→ TASK BRIEF
Check each line of the material. Copy those containing "this".

──────

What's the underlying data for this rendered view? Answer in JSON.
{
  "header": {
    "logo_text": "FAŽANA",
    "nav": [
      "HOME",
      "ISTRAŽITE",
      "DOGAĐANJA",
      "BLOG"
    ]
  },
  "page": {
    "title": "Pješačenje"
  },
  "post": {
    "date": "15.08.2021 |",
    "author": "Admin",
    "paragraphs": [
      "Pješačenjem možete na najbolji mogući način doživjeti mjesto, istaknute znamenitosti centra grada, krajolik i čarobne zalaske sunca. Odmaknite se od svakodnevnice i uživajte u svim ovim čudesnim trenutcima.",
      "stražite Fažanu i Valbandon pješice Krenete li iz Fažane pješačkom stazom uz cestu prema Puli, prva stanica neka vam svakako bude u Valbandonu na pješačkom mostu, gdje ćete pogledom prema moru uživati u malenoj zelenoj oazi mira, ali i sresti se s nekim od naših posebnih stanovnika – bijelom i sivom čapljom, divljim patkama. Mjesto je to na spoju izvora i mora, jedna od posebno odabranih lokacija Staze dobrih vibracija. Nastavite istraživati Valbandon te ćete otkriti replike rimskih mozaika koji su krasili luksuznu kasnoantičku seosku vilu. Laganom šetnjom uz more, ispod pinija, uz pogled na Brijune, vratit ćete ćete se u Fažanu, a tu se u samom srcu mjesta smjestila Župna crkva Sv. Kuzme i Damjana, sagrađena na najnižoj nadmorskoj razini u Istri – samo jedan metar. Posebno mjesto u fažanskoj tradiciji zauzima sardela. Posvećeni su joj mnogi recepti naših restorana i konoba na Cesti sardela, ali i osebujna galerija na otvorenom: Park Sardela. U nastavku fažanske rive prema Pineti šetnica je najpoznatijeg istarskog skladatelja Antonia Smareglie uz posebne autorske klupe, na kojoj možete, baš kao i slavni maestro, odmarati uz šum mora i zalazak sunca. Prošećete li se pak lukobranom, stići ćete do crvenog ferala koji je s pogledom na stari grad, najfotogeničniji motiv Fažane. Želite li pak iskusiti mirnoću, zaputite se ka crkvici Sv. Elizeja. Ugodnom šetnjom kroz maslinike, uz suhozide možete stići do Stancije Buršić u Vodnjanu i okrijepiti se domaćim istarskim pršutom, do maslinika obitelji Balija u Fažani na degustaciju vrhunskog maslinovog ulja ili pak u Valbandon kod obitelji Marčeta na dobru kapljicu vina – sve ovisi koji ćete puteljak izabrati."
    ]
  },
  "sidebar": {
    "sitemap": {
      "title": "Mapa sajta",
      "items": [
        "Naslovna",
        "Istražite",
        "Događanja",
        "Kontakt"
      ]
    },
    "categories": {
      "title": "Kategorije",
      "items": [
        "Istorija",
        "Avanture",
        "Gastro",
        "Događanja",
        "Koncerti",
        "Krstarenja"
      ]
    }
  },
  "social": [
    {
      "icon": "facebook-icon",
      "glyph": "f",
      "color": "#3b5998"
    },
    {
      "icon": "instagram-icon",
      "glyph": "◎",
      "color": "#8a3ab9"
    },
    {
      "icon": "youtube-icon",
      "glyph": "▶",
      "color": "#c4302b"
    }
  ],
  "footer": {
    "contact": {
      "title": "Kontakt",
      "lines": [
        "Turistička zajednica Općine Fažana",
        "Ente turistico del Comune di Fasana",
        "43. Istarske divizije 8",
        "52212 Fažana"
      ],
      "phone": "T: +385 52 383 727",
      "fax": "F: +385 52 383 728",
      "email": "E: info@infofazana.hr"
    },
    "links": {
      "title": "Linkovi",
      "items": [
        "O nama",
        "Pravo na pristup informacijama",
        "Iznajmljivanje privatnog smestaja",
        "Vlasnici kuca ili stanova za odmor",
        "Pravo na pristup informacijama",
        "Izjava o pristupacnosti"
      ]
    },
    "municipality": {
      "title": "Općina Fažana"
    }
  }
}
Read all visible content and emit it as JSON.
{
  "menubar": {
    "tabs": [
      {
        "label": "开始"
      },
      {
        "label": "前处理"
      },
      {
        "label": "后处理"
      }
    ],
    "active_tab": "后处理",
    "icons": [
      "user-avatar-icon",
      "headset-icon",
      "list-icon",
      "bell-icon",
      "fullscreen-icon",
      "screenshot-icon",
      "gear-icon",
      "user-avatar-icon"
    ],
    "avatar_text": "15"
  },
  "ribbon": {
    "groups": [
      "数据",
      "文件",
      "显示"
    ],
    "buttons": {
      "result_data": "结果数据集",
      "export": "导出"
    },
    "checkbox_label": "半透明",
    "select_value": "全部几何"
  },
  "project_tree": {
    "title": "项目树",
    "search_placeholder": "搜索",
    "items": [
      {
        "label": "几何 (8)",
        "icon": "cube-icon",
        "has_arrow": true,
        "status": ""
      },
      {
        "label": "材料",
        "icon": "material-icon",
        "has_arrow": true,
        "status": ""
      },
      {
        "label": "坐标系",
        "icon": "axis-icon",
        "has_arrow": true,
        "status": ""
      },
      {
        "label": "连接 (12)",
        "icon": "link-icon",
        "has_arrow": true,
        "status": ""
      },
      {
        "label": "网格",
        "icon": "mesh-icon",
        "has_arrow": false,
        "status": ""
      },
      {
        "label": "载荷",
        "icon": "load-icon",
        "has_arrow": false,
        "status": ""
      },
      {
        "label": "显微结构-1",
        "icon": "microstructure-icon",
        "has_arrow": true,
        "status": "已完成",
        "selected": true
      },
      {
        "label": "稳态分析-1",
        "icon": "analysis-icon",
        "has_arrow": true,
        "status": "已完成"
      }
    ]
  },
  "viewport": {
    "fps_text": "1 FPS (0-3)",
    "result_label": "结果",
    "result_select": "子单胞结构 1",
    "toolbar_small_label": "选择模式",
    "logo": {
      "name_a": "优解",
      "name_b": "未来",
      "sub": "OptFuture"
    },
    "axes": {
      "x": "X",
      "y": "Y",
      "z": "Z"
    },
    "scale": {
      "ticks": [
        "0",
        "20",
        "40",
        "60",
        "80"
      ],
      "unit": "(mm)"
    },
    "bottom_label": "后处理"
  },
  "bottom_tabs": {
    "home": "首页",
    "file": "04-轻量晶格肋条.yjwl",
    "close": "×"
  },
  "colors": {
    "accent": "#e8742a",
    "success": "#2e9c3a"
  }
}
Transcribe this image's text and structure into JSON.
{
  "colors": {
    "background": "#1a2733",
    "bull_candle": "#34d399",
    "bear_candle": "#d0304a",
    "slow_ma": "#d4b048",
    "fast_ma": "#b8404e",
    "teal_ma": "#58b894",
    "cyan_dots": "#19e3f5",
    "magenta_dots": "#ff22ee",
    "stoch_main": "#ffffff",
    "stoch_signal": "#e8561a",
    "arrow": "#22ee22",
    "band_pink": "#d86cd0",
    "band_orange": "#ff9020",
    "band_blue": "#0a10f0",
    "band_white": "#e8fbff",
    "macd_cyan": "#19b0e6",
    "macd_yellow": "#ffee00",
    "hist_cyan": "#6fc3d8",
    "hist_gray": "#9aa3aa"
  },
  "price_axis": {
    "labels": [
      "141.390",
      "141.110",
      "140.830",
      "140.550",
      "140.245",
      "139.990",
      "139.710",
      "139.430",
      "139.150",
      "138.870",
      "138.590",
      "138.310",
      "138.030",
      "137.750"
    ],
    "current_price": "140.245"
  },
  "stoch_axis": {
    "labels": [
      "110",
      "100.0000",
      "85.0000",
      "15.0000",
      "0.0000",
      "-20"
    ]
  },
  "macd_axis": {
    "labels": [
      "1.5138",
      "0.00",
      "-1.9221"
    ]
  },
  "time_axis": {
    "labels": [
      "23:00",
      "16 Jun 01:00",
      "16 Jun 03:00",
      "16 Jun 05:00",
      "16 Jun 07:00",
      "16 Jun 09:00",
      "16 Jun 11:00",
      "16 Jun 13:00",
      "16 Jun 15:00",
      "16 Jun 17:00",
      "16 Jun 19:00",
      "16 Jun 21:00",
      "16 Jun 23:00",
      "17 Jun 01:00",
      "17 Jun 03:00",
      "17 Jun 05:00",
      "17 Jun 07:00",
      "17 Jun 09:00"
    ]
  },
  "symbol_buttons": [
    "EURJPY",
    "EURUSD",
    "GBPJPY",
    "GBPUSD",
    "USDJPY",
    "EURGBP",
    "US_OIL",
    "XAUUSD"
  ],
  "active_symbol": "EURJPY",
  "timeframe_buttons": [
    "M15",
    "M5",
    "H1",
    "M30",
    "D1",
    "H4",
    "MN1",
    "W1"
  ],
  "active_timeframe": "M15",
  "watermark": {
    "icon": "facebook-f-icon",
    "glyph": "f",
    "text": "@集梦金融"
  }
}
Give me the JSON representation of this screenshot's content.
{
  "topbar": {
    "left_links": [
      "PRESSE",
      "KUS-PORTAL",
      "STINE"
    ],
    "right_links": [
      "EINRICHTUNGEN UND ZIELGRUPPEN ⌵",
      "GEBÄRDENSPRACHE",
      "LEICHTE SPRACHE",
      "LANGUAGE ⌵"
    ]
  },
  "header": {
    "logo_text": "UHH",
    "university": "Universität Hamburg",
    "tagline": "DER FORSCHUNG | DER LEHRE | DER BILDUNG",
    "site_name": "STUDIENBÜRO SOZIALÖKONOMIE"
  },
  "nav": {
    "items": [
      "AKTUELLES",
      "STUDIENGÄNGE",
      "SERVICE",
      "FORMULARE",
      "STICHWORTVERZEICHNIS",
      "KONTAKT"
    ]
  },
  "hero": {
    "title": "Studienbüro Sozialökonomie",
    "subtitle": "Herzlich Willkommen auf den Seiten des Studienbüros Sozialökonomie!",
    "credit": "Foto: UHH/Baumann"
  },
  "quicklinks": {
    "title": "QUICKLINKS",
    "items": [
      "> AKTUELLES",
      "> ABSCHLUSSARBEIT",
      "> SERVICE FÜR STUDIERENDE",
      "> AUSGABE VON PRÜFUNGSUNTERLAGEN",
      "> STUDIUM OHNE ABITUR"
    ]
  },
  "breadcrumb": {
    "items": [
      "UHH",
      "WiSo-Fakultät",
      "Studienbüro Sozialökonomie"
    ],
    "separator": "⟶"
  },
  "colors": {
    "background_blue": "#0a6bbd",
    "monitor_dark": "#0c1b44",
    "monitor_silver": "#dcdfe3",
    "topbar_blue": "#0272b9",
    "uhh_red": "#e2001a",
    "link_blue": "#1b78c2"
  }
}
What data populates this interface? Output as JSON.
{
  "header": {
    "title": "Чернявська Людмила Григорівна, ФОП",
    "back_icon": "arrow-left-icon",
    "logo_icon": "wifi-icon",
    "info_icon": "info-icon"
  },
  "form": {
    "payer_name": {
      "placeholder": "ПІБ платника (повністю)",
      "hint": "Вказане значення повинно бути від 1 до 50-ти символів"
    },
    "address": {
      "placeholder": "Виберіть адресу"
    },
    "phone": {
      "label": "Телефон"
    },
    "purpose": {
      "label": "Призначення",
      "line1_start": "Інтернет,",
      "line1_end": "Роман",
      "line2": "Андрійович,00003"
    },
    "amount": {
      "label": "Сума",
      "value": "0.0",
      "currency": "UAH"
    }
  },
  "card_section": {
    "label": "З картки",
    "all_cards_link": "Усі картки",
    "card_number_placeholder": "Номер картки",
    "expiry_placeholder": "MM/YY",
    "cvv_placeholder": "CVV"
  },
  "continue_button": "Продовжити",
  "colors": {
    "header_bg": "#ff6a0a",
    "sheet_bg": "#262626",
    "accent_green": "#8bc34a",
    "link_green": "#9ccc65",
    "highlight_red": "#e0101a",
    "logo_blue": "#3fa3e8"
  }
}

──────

→ COMPLETED TASK
What's the underlying data for this rendered view? Answer in JSON.
Transcribe this image's text and structure into JSON.
Give me the JSON representation of this screenshot's content.
What data populates this interface? Output as JSON.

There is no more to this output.